### Entries from a dataset of interfaces
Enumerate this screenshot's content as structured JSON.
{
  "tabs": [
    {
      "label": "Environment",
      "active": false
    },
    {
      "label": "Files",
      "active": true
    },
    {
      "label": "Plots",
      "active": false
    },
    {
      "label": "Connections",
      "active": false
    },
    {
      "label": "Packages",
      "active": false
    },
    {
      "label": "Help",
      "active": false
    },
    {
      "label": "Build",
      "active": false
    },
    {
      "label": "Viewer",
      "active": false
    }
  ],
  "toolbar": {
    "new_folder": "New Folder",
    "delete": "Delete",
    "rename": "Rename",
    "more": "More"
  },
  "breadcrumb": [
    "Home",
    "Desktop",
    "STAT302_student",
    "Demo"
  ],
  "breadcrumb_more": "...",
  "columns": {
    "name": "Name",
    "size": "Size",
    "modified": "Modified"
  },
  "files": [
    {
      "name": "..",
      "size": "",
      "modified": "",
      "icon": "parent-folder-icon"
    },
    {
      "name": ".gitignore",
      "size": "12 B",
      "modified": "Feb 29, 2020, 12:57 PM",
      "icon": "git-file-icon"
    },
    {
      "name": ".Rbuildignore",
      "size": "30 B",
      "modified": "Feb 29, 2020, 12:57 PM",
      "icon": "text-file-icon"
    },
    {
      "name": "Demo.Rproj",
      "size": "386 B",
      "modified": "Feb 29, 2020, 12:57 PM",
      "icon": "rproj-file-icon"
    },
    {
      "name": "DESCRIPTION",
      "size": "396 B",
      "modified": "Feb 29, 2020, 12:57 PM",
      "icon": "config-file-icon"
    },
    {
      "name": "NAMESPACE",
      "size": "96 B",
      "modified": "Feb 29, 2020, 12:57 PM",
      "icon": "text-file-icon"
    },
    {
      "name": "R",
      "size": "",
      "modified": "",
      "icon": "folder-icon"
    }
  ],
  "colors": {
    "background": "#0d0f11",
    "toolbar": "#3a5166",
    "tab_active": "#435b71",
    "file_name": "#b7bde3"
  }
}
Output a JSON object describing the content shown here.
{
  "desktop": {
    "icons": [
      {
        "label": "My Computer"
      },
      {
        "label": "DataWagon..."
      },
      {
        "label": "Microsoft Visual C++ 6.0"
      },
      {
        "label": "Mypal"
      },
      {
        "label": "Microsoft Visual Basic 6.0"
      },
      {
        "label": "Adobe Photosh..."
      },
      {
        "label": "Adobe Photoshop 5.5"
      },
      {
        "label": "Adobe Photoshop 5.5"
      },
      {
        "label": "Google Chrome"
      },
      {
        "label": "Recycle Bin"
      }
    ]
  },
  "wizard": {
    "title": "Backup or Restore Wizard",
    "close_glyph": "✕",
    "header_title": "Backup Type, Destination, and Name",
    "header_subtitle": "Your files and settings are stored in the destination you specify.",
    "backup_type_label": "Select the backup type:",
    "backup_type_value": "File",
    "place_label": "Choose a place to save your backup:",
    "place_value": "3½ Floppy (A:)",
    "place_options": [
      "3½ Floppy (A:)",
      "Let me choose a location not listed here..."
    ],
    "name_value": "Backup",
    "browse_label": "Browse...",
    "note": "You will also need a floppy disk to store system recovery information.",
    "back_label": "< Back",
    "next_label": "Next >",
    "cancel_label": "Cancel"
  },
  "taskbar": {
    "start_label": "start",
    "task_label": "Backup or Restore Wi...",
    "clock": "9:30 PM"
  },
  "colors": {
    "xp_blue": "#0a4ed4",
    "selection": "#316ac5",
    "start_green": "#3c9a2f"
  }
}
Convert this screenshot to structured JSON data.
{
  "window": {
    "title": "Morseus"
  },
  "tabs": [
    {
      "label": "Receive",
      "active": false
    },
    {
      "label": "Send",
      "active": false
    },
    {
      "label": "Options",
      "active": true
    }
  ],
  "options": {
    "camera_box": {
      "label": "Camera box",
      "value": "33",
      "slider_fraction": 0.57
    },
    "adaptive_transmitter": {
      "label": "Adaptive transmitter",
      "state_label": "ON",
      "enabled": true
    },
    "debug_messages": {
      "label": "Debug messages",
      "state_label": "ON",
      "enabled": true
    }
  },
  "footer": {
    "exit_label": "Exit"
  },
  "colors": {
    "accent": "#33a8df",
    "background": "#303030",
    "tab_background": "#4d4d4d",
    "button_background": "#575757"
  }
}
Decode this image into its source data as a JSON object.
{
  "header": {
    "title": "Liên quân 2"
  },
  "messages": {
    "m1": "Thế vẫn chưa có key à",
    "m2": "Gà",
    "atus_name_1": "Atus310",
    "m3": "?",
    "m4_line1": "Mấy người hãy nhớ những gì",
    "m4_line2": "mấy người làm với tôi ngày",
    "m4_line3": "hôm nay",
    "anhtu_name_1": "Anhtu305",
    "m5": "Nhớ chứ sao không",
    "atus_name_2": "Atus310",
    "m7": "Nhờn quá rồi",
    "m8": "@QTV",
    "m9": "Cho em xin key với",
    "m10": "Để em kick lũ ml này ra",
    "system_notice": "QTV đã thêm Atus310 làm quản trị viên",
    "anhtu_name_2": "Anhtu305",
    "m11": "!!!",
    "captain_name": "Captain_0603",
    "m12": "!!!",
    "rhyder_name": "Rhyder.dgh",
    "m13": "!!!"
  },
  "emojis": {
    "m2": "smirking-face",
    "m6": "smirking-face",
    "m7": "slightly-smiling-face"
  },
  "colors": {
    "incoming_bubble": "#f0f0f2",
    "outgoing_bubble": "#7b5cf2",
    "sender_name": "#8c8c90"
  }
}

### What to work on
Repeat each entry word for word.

### Solution to this problem
Enumerate this screenshot's content as structured JSON.
{
  "tabs": [
    {
      "label": "Environment",
      "active": false
    },
    {
      "label": "Files",
      "active": true
    },
    {
      "label": "Plots",
      "active": false
    },
    {
      "label": "Connections",
      "active": false
    },
    {
      "label": "Packages",
      "active": false
    },
    {
      "label": "Help",
      "active": false
    },
    {
      "label": "Build",
      "active": false
    },
    {
      "label": "Viewer",
      "active": false
    }
  ],
  "toolbar": {
    "new_folder": "New Folder",
    "delete": "Delete",
    "rename": "Rename",
    "more": "More"
  },
  "breadcrumb": [
    "Home",
    "Desktop",
    "STAT302_student",
    "Demo"
  ],
  "breadcrumb_more": "...",
  "columns": {
    "name": "Name",
    "size": "Size",
    "modified": "Modified"
  },
  "files": [
    {
      "name": "..",
      "size": "",
      "modified": "",
      "icon": "parent-folder-icon"
    },
    {
      "name": ".gitignore",
      "size": "12 B",
      "modified": "Feb 29, 2020, 12:57 PM",
      "icon": "git-file-icon"
    },
    {
      "name": ".Rbuildignore",
      "size": "30 B",
      "modified": "Feb 29, 2020, 12:57 PM",
      "icon": "text-file-icon"
    },
    {
      "name": "Demo.Rproj",
      "size": "386 B",
      "modified": "Feb 29, 2020, 12:57 PM",
      "icon": "rproj-file-icon"
    },
    {
      "name": "DESCRIPTION",
      "size": "396 B",
      "modified": "Feb 29, 2020, 12:57 PM",
      "icon": "config-file-icon"
    },
    {
      "name": "NAMESPACE",
      "size": "96 B",
      "modified": "Feb 29, 2020, 12:57 PM",
      "icon": "text-file-icon"
    },
    {
      "name": "R",
      "size": "",
      "modified": "",
      "icon": "folder-icon"
    }
  ],
  "colors": {
    "background": "#0d0f11",
    "toolbar": "#3a5166",
    "tab_active": "#435b71",
    "file_name": "#b7bde3"
  }
}
Output a JSON object describing the content shown here.
{
  "desktop": {
    "icons": [
      {
        "label": "My Computer"
      },
      {
        "label": "DataWagon..."
      },
      {
        "label": "Microsoft Visual C++ 6.0"
      },
      {
        "label": "Mypal"
      },
      {
        "label": "Microsoft Visual Basic 6.0"
      },
      {
        "label": "Adobe Photosh..."
      },
      {
        "label": "Adobe Photoshop 5.5"
      },
      {
        "label": "Adobe Photoshop 5.5"
      },
      {
        "label": "Google Chrome"
      },
      {
        "label": "Recycle Bin"
      }
    ]
  },
  "wizard": {
    "title": "Backup or Restore Wizard",
    "close_glyph": "✕",
    "header_title": "Backup Type, Destination, and Name",
    "header_subtitle": "Your files and settings are stored in the destination you specify.",
    "backup_type_label": "Select the backup type:",
    "backup_type_value": "File",
    "place_label": "Choose a place to save your backup:",
    "place_value": "3½ Floppy (A:)",
    "place_options": [
      "3½ Floppy (A:)",
      "Let me choose a location not listed here..."
    ],
    "name_value": "Backup",
    "browse_label": "Browse...",
    "note": "You will also need a floppy disk to store system recovery information.",
    "back_label": "< Back",
    "next_label": "Next >",
    "cancel_label": "Cancel"
  },
  "taskbar": {
    "start_label": "start",
    "task_label": "Backup or Restore Wi...",
    "clock": "9:30 PM"
  },
  "colors": {
    "xp_blue": "#0a4ed4",
    "selection": "#316ac5",
    "start_green": "#3c9a2f"
  }
}
Convert this screenshot to structured JSON data.
{
  "window": {
    "title": "Morseus"
  },
  "tabs": [
    {
      "label": "Receive",
      "active": false
    },
    {
      "label": "Send",
      "active": false
    },
    {
      "label": "Options",
      "active": true
    }
  ],
  "options": {
    "camera_box": {
      "label": "Camera box",
      "value": "33",
      "slider_fraction": 0.57
    },
    "adaptive_transmitter": {
      "label": "Adaptive transmitter",
      "state_label": "ON",
      "enabled": true
    },
    "debug_messages": {
      "label": "Debug messages",
      "state_label": "ON",
      "enabled": true
    }
  },
  "footer": {
    "exit_label": "Exit"
  },
  "colors": {
    "accent": "#33a8df",
    "background": "#303030",
    "tab_background": "#4d4d4d",
    "button_background": "#575757"
  }
}
Decode this image into its source data as a JSON object.
{
  "header": {
    "title": "Liên quân 2"
  },
  "messages": {
    "m1": "Thế vẫn chưa có key à",
    "m2": "Gà",
    "atus_name_1": "Atus310",
    "m3": "?",
    "m4_line1": "Mấy người hãy nhớ những gì",
    "m4_line2": "mấy người làm với tôi ngày",
    "m4_line3": "hôm nay",
    "anhtu_name_1": "Anhtu305",
    "m5": "Nhớ chứ sao không",
    "atus_name_2": "Atus310",
    "m7": "Nhờn quá rồi",
    "m8": "@QTV",
    "m9": "Cho em xin key với",
    "m10": "Để em kick lũ ml này ra",
    "system_notice": "QTV đã thêm Atus310 làm quản trị viên",
    "anhtu_name_2": "Anhtu305",
    "m11": "!!!",
    "captain_name": "Captain_0603",
    "m12": "!!!",
    "rhyder_name": "Rhyder.dgh",
    "m13": "!!!"
  },
  "emojis": {
    "m2": "smirking-face",
    "m6": "smirking-face",
    "m7": "slightly-smiling-face"
  },
  "colors": {
    "incoming_bubble": "#f0f0f2",
    "outgoing_bubble": "#7b5cf2",
    "sender_name": "#8c8c90"
  }
}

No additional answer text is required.